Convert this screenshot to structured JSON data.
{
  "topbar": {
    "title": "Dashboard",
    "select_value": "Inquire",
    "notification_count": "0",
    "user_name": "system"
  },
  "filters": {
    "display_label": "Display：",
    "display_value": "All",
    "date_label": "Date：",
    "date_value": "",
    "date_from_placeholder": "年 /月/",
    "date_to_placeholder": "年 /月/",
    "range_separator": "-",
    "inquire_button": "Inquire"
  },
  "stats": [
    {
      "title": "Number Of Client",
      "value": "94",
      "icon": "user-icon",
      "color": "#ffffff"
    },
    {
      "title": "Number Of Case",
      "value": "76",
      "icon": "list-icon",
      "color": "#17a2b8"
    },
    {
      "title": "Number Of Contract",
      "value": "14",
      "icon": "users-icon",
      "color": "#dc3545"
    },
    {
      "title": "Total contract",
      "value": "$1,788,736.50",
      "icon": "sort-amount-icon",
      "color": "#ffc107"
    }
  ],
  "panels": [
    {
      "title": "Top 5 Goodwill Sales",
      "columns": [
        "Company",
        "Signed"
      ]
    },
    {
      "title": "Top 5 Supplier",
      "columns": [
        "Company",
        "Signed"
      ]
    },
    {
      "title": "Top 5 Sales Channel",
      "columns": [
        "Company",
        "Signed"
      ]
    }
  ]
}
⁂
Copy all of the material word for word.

Convert this screenshot to structured JSON data.
{
  "topbar": {
    "title": "Dashboard",
    "select_value": "Inquire",
    "notification_count": "0",
    "user_name": "system"
  },
  "filters": {
    "display_label": "Display：",
    "display_value": "All",
    "date_label": "Date：",
    "date_value": "",
    "date_from_placeholder": "年 /月/",
    "date_to_placeholder": "年 /月/",
    "range_separator": "-",
    "inquire_button": "Inquire"
  },
  "stats": [
    {
      "title": "Number Of Client",
      "value": "94",
      "icon": "user-icon",
      "color": "#ffffff"
    },
    {
      "title": "Number Of Case",
      "value": "76",
      "icon": "list-icon",
      "color": "#17a2b8"
    },
    {
      "title": "Number Of Contract",
      "value": "14",
      "icon": "users-icon",
      "color": "#dc3545"
    },
    {
      "title": "Total contract",
      "value": "$1,788,736.50",
      "icon": "sort-amount-icon",
      "color": "#ffc107"
    }
  ],
  "panels": [
    {
      "title": "Top 5 Goodwill Sales",
      "columns": [
        "Company",
        "Signed"
      ]
    },
    {
      "title": "Top 5 Supplier",
      "columns": [
        "Company",
        "Signed"
      ]
    },
    {
      "title": "Top 5 Sales Channel",
      "columns": [
        "Company",
        "Signed"
      ]
    }
  ]
}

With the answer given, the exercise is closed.